YOUR GOAL »
With the images removed, repeat the data below exactly.

EXERCISE DATA »
^^^^^^^^

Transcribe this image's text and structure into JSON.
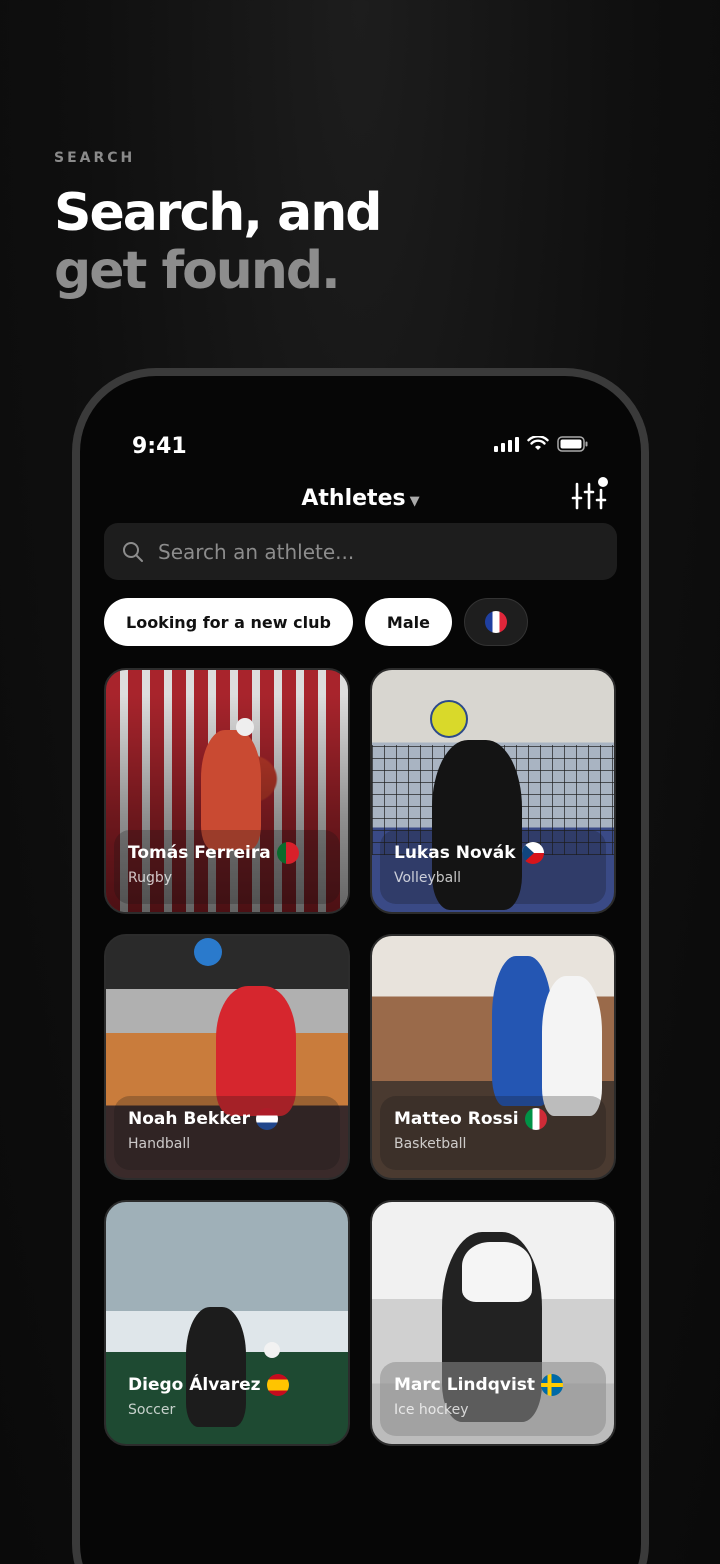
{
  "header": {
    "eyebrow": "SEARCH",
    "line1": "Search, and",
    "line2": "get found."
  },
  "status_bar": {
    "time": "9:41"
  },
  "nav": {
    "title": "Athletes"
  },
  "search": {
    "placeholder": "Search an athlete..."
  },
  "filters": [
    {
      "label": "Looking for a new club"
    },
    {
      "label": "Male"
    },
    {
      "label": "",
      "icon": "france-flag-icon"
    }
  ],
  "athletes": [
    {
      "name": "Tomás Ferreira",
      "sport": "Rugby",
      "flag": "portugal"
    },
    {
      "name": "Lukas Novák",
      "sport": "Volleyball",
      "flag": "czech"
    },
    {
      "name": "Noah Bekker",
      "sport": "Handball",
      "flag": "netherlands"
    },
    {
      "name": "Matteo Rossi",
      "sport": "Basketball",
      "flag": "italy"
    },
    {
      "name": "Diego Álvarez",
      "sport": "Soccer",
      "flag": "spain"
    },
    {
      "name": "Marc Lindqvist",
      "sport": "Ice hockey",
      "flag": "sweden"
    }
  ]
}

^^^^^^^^

ANSWER SPACE »
Transcribe this image's text and structure into JSON.
{
  "header": {
    "eyebrow": "SEARCH",
    "line1": "Search, and",
    "line2": "get found."
  },
  "status_bar": {
    "time": "9:41"
  },
  "nav": {
    "title": "Athletes"
  },
  "search": {
    "placeholder": "Search an athlete..."
  },
  "filters": [
    {
      "label": "Looking for a new club"
    },
    {
      "label": "Male"
    },
    {
      "label": "",
      "icon": "france-flag-icon"
    }
  ],
  "athletes": [
    {
      "name": "Tomás Ferreira",
      "sport": "Rugby",
      "flag": "portugal"
    },
    {
      "name": "Lukas Novák",
      "sport": "Volleyball",
      "flag": "czech"
    },
    {
      "name": "Noah Bekker",
      "sport": "Handball",
      "flag": "netherlands"
    },
    {
      "name": "Matteo Rossi",
      "sport": "Basketball",
      "flag": "italy"
    },
    {
      "name": "Diego Álvarez",
      "sport": "Soccer",
      "flag": "spain"
    },
    {
      "name": "Marc Lindqvist",
      "sport": "Ice hockey",
      "flag": "sweden"
    }
  ]
}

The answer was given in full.